Acts is a book about God. It's called "The Acts of the Apostles," but the title fits only loosely, because what we have in it are twenty-eight chapters of the mighty acts of God done through human deputies. Paul's missionary journeys are God's mission to the world. When Peter heals a crippled beggar, it's a divine healing. When the apostles go on trial, it's God in the dock. The whole book, one might say, is a record of God's answer to prayers by the apostles and Mary.
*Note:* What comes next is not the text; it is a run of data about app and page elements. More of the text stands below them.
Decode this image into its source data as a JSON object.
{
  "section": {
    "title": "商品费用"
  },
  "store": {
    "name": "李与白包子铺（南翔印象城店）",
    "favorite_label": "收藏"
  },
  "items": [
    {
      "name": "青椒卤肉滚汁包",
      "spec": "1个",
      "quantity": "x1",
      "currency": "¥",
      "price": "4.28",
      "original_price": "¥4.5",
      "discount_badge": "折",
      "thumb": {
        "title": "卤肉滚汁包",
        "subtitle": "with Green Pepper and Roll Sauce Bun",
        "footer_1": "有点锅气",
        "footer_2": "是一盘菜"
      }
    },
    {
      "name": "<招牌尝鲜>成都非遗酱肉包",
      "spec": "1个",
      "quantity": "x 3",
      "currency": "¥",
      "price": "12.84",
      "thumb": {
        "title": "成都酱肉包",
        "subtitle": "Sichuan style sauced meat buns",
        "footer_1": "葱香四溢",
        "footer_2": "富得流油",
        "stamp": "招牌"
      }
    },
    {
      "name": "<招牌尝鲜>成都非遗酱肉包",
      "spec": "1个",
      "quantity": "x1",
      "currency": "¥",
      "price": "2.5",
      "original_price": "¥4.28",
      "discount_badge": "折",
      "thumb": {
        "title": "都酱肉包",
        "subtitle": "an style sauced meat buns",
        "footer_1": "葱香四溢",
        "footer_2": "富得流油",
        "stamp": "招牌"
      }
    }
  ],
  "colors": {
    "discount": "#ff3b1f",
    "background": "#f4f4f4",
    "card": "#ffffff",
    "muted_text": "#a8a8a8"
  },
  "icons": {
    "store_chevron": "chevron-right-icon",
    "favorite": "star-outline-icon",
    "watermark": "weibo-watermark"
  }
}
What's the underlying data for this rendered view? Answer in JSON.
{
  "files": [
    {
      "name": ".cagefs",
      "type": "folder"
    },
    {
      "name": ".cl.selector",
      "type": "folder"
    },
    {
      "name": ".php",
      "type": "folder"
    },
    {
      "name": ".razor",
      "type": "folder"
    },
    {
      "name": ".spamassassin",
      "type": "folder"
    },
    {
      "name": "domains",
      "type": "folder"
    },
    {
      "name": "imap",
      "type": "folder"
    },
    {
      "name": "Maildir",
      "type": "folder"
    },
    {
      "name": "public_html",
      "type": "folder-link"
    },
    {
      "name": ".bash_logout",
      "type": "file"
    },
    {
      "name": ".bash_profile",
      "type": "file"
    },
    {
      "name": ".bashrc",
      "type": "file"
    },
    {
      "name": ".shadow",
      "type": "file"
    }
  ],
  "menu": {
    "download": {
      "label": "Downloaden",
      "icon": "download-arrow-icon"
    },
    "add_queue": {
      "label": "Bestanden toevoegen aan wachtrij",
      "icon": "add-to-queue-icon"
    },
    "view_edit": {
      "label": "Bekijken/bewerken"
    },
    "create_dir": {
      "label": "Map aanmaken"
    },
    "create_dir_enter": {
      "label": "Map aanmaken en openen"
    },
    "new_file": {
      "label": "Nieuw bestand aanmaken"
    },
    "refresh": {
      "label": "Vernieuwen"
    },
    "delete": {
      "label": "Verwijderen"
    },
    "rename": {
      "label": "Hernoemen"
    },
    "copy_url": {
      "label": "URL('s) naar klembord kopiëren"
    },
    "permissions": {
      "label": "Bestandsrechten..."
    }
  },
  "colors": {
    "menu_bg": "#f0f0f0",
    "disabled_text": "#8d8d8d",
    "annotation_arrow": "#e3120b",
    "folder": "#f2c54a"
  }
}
So it's unsurprising that the first accounts of Mary in Luke fit the pattern. They're about GodGod's initiative, God's favor, God's election of the mother of God for an astonishing role within the drama of redemption. Mary is so unlikely a major role player that the news of her destiny is bewildering even to her. Mary is like Israel, or like the barren Hannah, or like the aged Sarah: She has nothing to recommend her as the choice of God's electing grace. She's probably young, certainly female. The text gives us no reason to think she's pedigreed or accomplished. Of such other Lukan characters in the birth narratives as Zechariah and Elizabeth, Simeon and Anna, we are told upfront that they are righteous, blameless, devout, prophetic. All we know of Mary is her name, her town, and her betrothed. Joel Green writes, "God chooses Mary, as it were, for no good reasonat least for no reason that would be convincing to persons whose values are at home in the world of honor and shame of the ancient Mediterranean."
Once more God chooses "what is weak in the world to shame the strong" (1 Cor. 1:27). Contrary to conventional wisdom, Mary isn't blessed just because her womb bears Jesus and her breasts nurse him. She's blessed because she "hears the world of God and obeys it" (Luke 11:2728). Moreover, she places herself in "God's own household" as "a servant of the Lord," and then, in her Magnificat, prophesies of the mighty acts of God in her, and among the generations, and in Israel, and everywhere the covenant with Abraham extends. She speaks politically, and she does so, as C. S. Lewis put it, "with a terrible gladness." The topic of the Magnificat is, once more, the kingdom of God and the revolutionary mercy and justice churning within it.
So when in Acts 1:14 we get our last glimpse of Mary at prayer with the apostles, we can guess the topic. She's been praying for the kingdom of God from the start. This was the cradle in which Jesus was raised. Would it be too much to speculate that Jesus learned "Thy Kingdom come; they will be done on earth" from his mother? And that when she is at prayer with the apostles, they are praying with her the same words she had taught her son? Or even that Mary prays to her son with words she had taught him?
In any event, it's hard to imagine a more revealing and encouraging last glimpse of the mother of God. She's had the Consolation of Israel in her womb and in her home. But now, like all the others who have had no such distinction, she simply prays for the coming of the kingdom of God.
Cornelius Plantinga Jr. is an ordained minister in the Christian Reformed Church and president of Calvin Theological Seminary.